#### Exercise directions
Exactly what is written in the records below should be returned, minus the images.

Data excerpts
* * * * * * * * *
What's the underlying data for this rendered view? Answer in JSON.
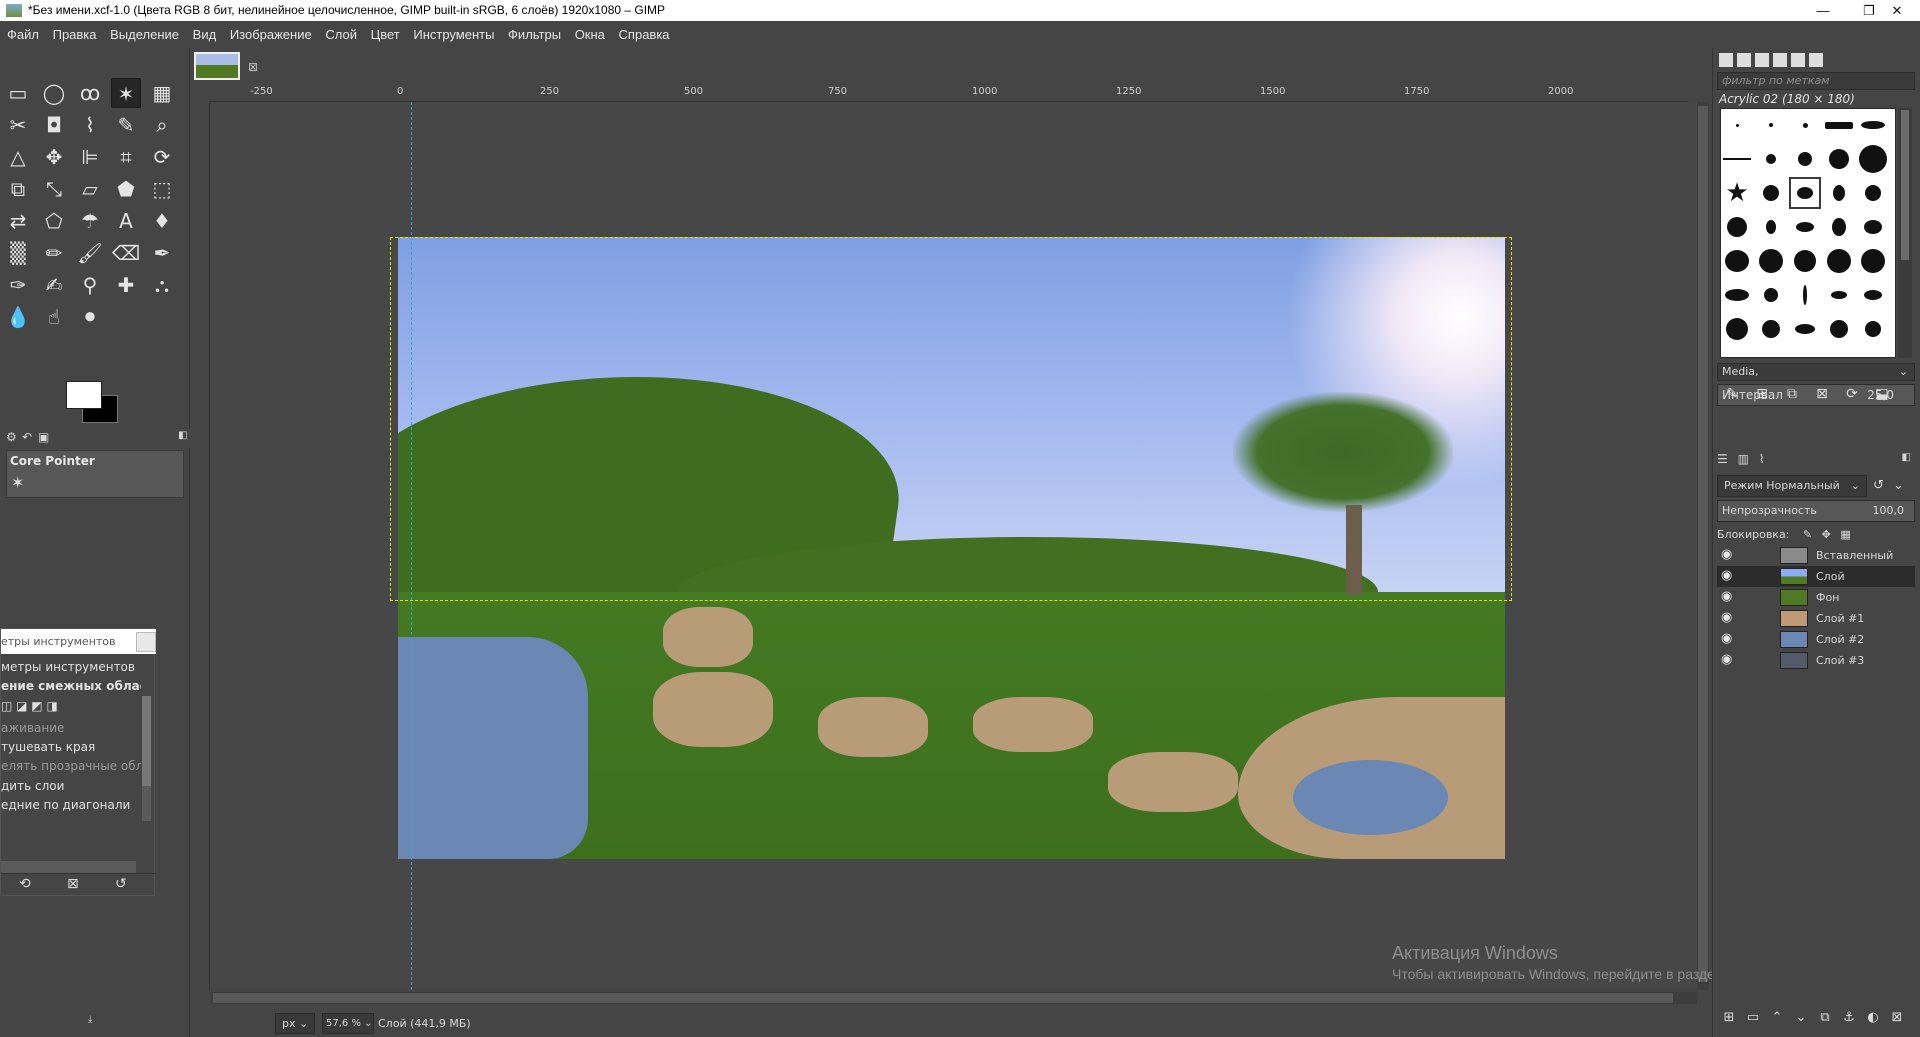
{
  "window": {
    "title": "*Без имени.xcf-1.0 (Цвета RGB 8 бит, нелинейное целочисленное, GIMP built-in sRGB, 6 слоёв) 1920x1080 – GIMP",
    "minimize": "—",
    "maximize": "❐",
    "close": "✕"
  },
  "menu": [
    "Файл",
    "Правка",
    "Выделение",
    "Вид",
    "Изображение",
    "Слой",
    "Цвет",
    "Инструменты",
    "Фильтры",
    "Окна",
    "Справка"
  ],
  "tab": {
    "close": "⊠"
  },
  "ruler": {
    "h": [
      "-250",
      "0",
      "250",
      "500",
      "750",
      "1000",
      "1250",
      "1500",
      "1750",
      "2000"
    ]
  },
  "toolbox": {
    "device_status": "Core Pointer",
    "options_window_title": "етры инструментов",
    "options": {
      "header": "метры инструментов",
      "tool_title": "ение смежных областе",
      "antialias": "аживание",
      "feather": "тушевать края",
      "select_transparent": "елять прозрачные обл",
      "sample_merged": "дить слои",
      "diagonal": "едние по диагонали"
    }
  },
  "status": {
    "unit": "px",
    "zoom": "57,6 %",
    "text": "Слой (441,9 МБ)"
  },
  "watermark": {
    "line1": "Активация Windows",
    "line2": "Чтобы активировать Windows, перейдите в раздел \"Параметры\"."
  },
  "brushes": {
    "filter_placeholder": "фильтр по меткам",
    "current": "Acrylic 02 (180 × 180)",
    "media_tag": "Media,",
    "spacing_label": "Интервал",
    "spacing_value": "25,0"
  },
  "layers": {
    "mode_label": "Режим",
    "mode_value": "Нормальный",
    "opacity_label": "Непрозрачность",
    "opacity_value": "100,0",
    "lock_label": "Блокировка:",
    "items": [
      {
        "name": "Вставленный",
        "thumb": "#8a8a8a"
      },
      {
        "name": "Слой",
        "thumb": "#6c8fcf"
      },
      {
        "name": "Фон",
        "thumb": "#4f7a23"
      },
      {
        "name": "Слой #1",
        "thumb": "#c09a74"
      },
      {
        "name": "Слой #2",
        "thumb": "#6b87b4"
      },
      {
        "name": "Слой #3",
        "thumb": "#555a6a"
      }
    ]
  },
  "colors": {
    "accent_guide": "#3aa3c9",
    "selection": "#e6e600",
    "fg": "#ffffff",
    "bg": "#000000"
  }
}
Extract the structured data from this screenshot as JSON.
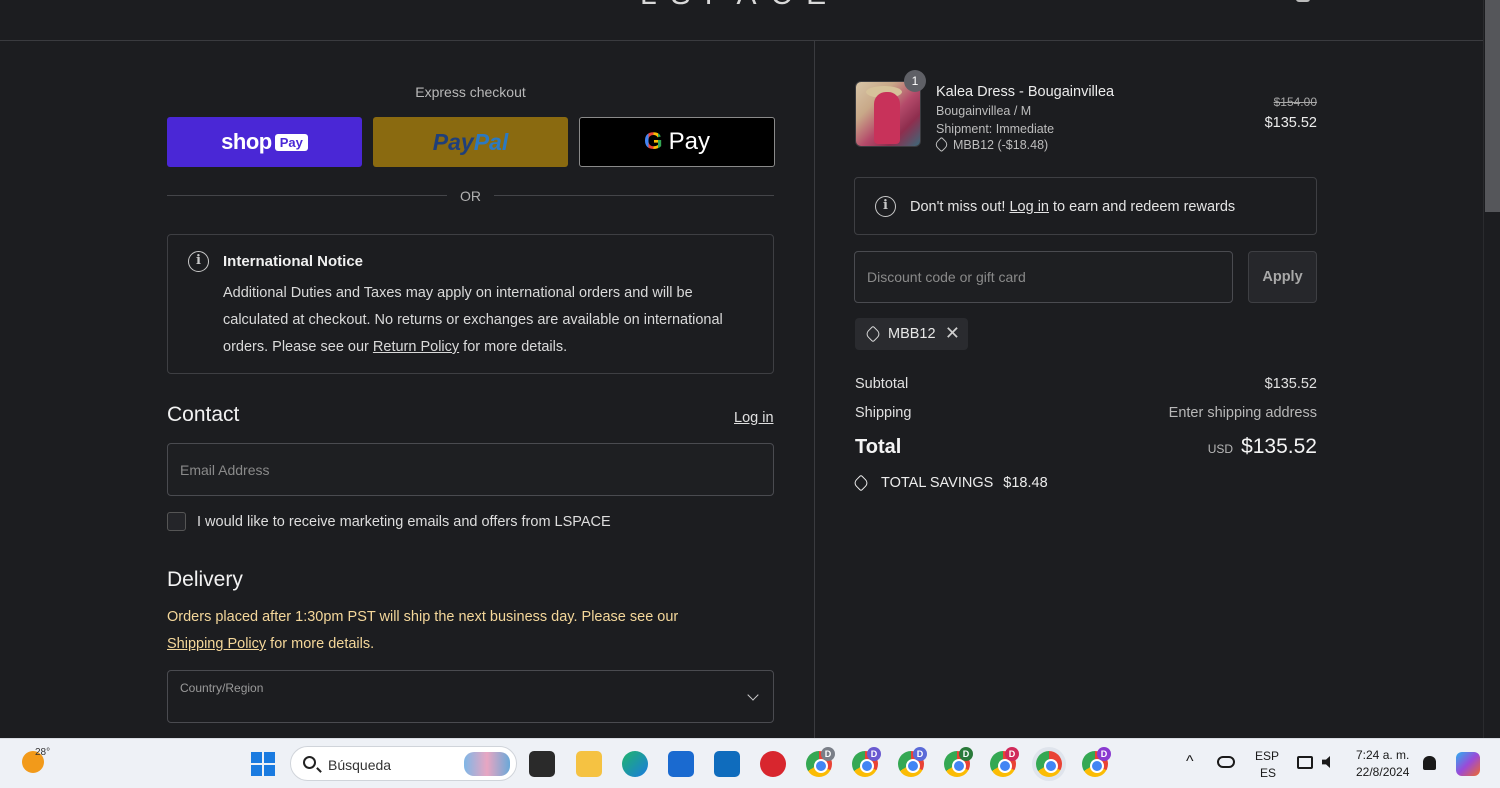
{
  "header": {
    "logo": "LSPACE"
  },
  "express": {
    "title": "Express checkout",
    "shop_label": "shop",
    "shop_badge": "Pay",
    "paypal_a": "Pay",
    "paypal_b": "Pal",
    "gpay_g": "G",
    "gpay_label": "Pay",
    "or": "OR"
  },
  "notice": {
    "title": "International Notice",
    "text_before": "Additional Duties and Taxes may apply on international orders and will be calculated at checkout. No returns or exchanges are available on international orders. Please see our ",
    "link": "Return Policy",
    "text_after": " for more details."
  },
  "contact": {
    "title": "Contact",
    "login": "Log in",
    "email_placeholder": "Email Address",
    "marketing_label": "I would like to receive marketing emails and offers from LSPACE"
  },
  "delivery": {
    "title": "Delivery",
    "note_before": "Orders placed after 1:30pm PST will ship the next business day. Please see our ",
    "note_link": "Shipping Policy",
    "note_after": " for more details.",
    "country_label": "Country/Region"
  },
  "order": {
    "quantity": "1",
    "product_name": "Kalea Dress - Bougainvillea",
    "variant": "Bougainvillea / M",
    "shipment": "Shipment: Immediate",
    "discount_line": "MBB12 (-$18.48)",
    "price_original": "$154.00",
    "price_final": "$135.52"
  },
  "rewards": {
    "before": "Don't miss out! ",
    "link": "Log in",
    "after": " to earn and redeem rewards"
  },
  "discount": {
    "placeholder": "Discount code or gift card",
    "apply": "Apply",
    "applied_code": "MBB12",
    "remove_glyph": "✕"
  },
  "summary": {
    "subtotal_label": "Subtotal",
    "subtotal_value": "$135.52",
    "shipping_label": "Shipping",
    "shipping_value": "Enter shipping address",
    "total_label": "Total",
    "currency": "USD",
    "total_value": "$135.52",
    "savings_label": "TOTAL SAVINGS",
    "savings_value": "$18.48"
  },
  "taskbar": {
    "temperature": "28°",
    "search_label": "Búsqueda",
    "chrome_badges": [
      "D",
      "D",
      "D",
      "D",
      "D",
      "",
      "D"
    ],
    "lang_top": "ESP",
    "lang_bottom": "ES",
    "time": "7:24 a. m.",
    "date": "22/8/2024",
    "caret": "^"
  },
  "colors": {
    "background": "#1c1d20",
    "shop_pay": "#4a27d6",
    "paypal": "#8a6a10",
    "delivery_note": "#f4d79a"
  }
}
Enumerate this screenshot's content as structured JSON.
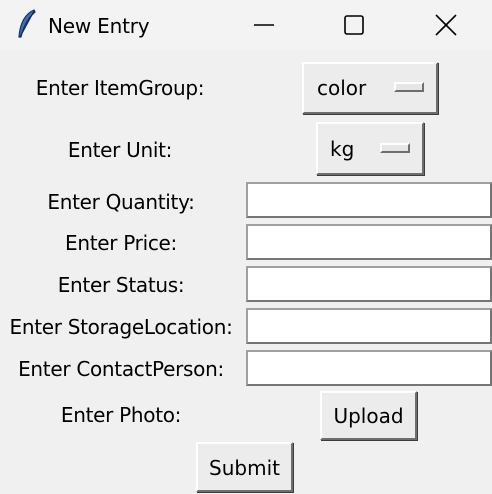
{
  "window": {
    "title": "New Entry",
    "icon": "feather-icon"
  },
  "form": {
    "item_group": {
      "label": "Enter ItemGroup:",
      "value": "color"
    },
    "unit": {
      "label": "Enter Unit:",
      "value": "kg"
    },
    "quantity": {
      "label": "Enter Quantity:",
      "value": ""
    },
    "price": {
      "label": "Enter Price:",
      "value": ""
    },
    "status": {
      "label": "Enter Status:",
      "value": ""
    },
    "storage_location": {
      "label": "Enter StorageLocation:",
      "value": ""
    },
    "contact_person": {
      "label": "Enter ContactPerson:",
      "value": ""
    },
    "photo": {
      "label": "Enter Photo:",
      "button": "Upload"
    },
    "submit": "Submit"
  }
}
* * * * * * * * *
#### Output below
What's the underlying data for this rendered view? Answer in JSON.
{
  "window": {
    "title": "*Без имени.xcf-1.0 (Цвета RGB 8 бит, нелинейное целочисленное, GIMP built-in sRGB, 6 слоёв) 1920x1080 – GIMP",
    "minimize": "—",
    "maximize": "❐",
    "close": "✕"
  },
  "menu": [
    "Файл",
    "Правка",
    "Выделение",
    "Вид",
    "Изображение",
    "Слой",
    "Цвет",
    "Инструменты",
    "Фильтры",
    "Окна",
    "Справка"
  ],
  "tab": {
    "close": "⊠"
  },
  "ruler": {
    "h": [
      "-250",
      "0",
      "250",
      "500",
      "750",
      "1000",
      "1250",
      "1500",
      "1750",
      "2000"
    ]
  },
  "toolbox": {
    "device_status": "Core Pointer",
    "options_window_title": "етры инструментов",
    "options": {
      "header": "метры инструментов",
      "tool_title": "ение смежных областе",
      "antialias": "аживание",
      "feather": "тушевать края",
      "select_transparent": "елять прозрачные обл",
      "sample_merged": "дить слои",
      "diagonal": "едние по диагонали"
    }
  },
  "status": {
    "unit": "px",
    "zoom": "57,6 %",
    "text": "Слой (441,9 МБ)"
  },
  "watermark": {
    "line1": "Активация Windows",
    "line2": "Чтобы активировать Windows, перейдите в раздел \"Параметры\"."
  },
  "brushes": {
    "filter_placeholder": "фильтр по меткам",
    "current": "Acrylic 02 (180 × 180)",
    "media_tag": "Media,",
    "spacing_label": "Интервал",
    "spacing_value": "25,0"
  },
  "layers": {
    "mode_label": "Режим",
    "mode_value": "Нормальный",
    "opacity_label": "Непрозрачность",
    "opacity_value": "100,0",
    "lock_label": "Блокировка:",
    "items": [
      {
        "name": "Вставленный",
        "thumb": "#8a8a8a"
      },
      {
        "name": "Слой",
        "thumb": "#6c8fcf"
      },
      {
        "name": "Фон",
        "thumb": "#4f7a23"
      },
      {
        "name": "Слой #1",
        "thumb": "#c09a74"
      },
      {
        "name": "Слой #2",
        "thumb": "#6b87b4"
      },
      {
        "name": "Слой #3",
        "thumb": "#555a6a"
      }
    ]
  },
  "colors": {
    "accent_guide": "#3aa3c9",
    "selection": "#e6e600",
    "fg": "#ffffff",
    "bg": "#000000"
  }
}
Extract the structured data from this screenshot as JSON.
{
  "header": {
    "logo": "LSPACE"
  },
  "express": {
    "title": "Express checkout",
    "shop_label": "shop",
    "shop_badge": "Pay",
    "paypal_a": "Pay",
    "paypal_b": "Pal",
    "gpay_g": "G",
    "gpay_label": "Pay",
    "or": "OR"
  },
  "notice": {
    "title": "International Notice",
    "text_before": "Additional Duties and Taxes may apply on international orders and will be calculated at checkout. No returns or exchanges are available on international orders. Please see our ",
    "link": "Return Policy",
    "text_after": " for more details."
  },
  "contact": {
    "title": "Contact",
    "login": "Log in",
    "email_placeholder": "Email Address",
    "marketing_label": "I would like to receive marketing emails and offers from LSPACE"
  },
  "delivery": {
    "title": "Delivery",
    "note_before": "Orders placed after 1:30pm PST will ship the next business day. Please see our ",
    "note_link": "Shipping Policy",
    "note_after": " for more details.",
    "country_label": "Country/Region"
  },
  "order": {
    "quantity": "1",
    "product_name": "Kalea Dress - Bougainvillea",
    "variant": "Bougainvillea / M",
    "shipment": "Shipment: Immediate",
    "discount_line": "MBB12 (-$18.48)",
    "price_original": "$154.00",
    "price_final": "$135.52"
  },
  "rewards": {
    "before": "Don't miss out! ",
    "link": "Log in",
    "after": " to earn and redeem rewards"
  },
  "discount": {
    "placeholder": "Discount code or gift card",
    "apply": "Apply",
    "applied_code": "MBB12",
    "remove_glyph": "✕"
  },
  "summary": {
    "subtotal_label": "Subtotal",
    "subtotal_value": "$135.52",
    "shipping_label": "Shipping",
    "shipping_value": "Enter shipping address",
    "total_label": "Total",
    "currency": "USD",
    "total_value": "$135.52",
    "savings_label": "TOTAL SAVINGS",
    "savings_value": "$18.48"
  },
  "taskbar": {
    "temperature": "28°",
    "search_label": "Búsqueda",
    "chrome_badges": [
      "D",
      "D",
      "D",
      "D",
      "D",
      "",
      "D"
    ],
    "lang_top": "ESP",
    "lang_bottom": "ES",
    "time": "7:24 a. m.",
    "date": "22/8/2024",
    "caret": "^"
  },
  "colors": {
    "background": "#1c1d20",
    "shop_pay": "#4a27d6",
    "paypal": "#8a6a10",
    "delivery_note": "#f4d79a"
  }
}
Enumerate this screenshot's content as structured JSON.
{
  "window": {
    "title": "New Entry",
    "icon": "feather-icon"
  },
  "form": {
    "item_group": {
      "label": "Enter ItemGroup:",
      "value": "color"
    },
    "unit": {
      "label": "Enter Unit:",
      "value": "kg"
    },
    "quantity": {
      "label": "Enter Quantity:",
      "value": ""
    },
    "price": {
      "label": "Enter Price:",
      "value": ""
    },
    "status": {
      "label": "Enter Status:",
      "value": ""
    },
    "storage_location": {
      "label": "Enter StorageLocation:",
      "value": ""
    },
    "contact_person": {
      "label": "Enter ContactPerson:",
      "value": ""
    },
    "photo": {
      "label": "Enter Photo:",
      "button": "Upload"
    },
    "submit": "Submit"
  }
}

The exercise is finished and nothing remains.